*Aim of the task:* Go through the listing below and say how many lines include "your". Give the number by itself.

*Data shown:*
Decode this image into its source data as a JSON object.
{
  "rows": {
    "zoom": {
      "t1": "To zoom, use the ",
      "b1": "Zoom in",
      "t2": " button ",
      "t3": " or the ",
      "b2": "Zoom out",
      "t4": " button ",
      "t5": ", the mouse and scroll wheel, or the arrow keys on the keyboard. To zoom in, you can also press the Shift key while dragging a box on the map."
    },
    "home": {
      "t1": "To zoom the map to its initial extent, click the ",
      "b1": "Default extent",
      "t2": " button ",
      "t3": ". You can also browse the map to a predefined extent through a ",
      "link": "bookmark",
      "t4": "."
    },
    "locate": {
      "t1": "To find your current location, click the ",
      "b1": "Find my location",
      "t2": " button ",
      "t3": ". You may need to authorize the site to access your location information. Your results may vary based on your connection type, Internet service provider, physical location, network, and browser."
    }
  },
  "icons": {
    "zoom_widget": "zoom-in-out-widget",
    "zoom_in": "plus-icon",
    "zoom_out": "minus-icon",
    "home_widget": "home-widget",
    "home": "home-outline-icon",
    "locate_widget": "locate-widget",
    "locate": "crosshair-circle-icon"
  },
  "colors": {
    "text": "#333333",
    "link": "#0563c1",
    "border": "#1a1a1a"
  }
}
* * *
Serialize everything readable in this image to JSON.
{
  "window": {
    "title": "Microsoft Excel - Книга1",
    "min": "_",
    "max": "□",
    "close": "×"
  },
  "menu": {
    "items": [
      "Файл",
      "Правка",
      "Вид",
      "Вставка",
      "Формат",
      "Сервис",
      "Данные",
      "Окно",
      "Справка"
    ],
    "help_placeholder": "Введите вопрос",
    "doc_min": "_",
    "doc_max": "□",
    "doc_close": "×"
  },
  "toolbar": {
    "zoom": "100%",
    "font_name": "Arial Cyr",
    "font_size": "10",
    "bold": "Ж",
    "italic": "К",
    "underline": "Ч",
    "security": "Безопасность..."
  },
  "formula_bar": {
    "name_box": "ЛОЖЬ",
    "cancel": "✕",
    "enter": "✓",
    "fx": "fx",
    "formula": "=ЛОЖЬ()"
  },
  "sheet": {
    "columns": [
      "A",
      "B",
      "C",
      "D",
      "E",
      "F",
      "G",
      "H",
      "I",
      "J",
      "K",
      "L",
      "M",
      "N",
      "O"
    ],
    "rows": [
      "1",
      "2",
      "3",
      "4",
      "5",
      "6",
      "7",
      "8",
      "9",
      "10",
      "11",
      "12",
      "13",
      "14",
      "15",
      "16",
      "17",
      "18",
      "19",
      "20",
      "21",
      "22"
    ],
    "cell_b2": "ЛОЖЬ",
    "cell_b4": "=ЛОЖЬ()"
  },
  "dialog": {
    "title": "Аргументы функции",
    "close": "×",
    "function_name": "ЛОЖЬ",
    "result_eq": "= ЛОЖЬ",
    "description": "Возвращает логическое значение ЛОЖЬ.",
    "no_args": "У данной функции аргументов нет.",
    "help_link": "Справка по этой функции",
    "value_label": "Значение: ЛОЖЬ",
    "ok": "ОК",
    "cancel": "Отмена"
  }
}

*Written answer:* 2